(Data records)
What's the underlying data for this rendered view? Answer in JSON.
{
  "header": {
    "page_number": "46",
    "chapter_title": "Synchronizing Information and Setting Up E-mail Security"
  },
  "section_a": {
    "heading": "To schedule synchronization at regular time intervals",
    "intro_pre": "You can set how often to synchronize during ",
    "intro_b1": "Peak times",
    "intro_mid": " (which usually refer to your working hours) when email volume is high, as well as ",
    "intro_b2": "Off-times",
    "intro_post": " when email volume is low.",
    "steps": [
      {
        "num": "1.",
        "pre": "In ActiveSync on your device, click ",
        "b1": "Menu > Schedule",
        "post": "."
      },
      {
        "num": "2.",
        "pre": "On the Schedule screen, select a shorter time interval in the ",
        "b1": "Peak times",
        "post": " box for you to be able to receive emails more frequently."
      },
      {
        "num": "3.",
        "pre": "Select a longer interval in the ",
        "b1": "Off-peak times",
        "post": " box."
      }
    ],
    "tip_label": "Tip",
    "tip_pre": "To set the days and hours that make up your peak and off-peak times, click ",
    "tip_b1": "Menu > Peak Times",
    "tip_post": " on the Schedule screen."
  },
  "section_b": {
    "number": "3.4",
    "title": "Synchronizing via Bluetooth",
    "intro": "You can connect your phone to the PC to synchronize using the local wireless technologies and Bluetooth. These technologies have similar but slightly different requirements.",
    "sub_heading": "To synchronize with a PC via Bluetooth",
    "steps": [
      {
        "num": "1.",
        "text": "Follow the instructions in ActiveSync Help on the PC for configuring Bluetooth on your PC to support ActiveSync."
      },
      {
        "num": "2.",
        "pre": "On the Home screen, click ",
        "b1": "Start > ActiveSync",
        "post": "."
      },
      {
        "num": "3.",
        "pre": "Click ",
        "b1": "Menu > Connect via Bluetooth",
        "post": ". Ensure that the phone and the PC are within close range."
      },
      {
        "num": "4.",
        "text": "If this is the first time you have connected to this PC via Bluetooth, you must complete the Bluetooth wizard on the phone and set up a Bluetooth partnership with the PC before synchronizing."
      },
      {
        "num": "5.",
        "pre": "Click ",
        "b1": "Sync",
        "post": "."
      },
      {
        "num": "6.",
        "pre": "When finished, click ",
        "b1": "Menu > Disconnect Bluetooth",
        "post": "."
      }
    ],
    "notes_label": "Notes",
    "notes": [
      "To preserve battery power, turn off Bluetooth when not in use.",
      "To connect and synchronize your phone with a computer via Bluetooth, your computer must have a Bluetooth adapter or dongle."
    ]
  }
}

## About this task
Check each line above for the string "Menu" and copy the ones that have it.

## The completed task
        "b1": "Menu > Schedule",
    "tip_b1": "Menu > Peak Times",
        "b1": "Menu > Connect via Bluetooth",
        "b1": "Menu > Disconnect Bluetooth",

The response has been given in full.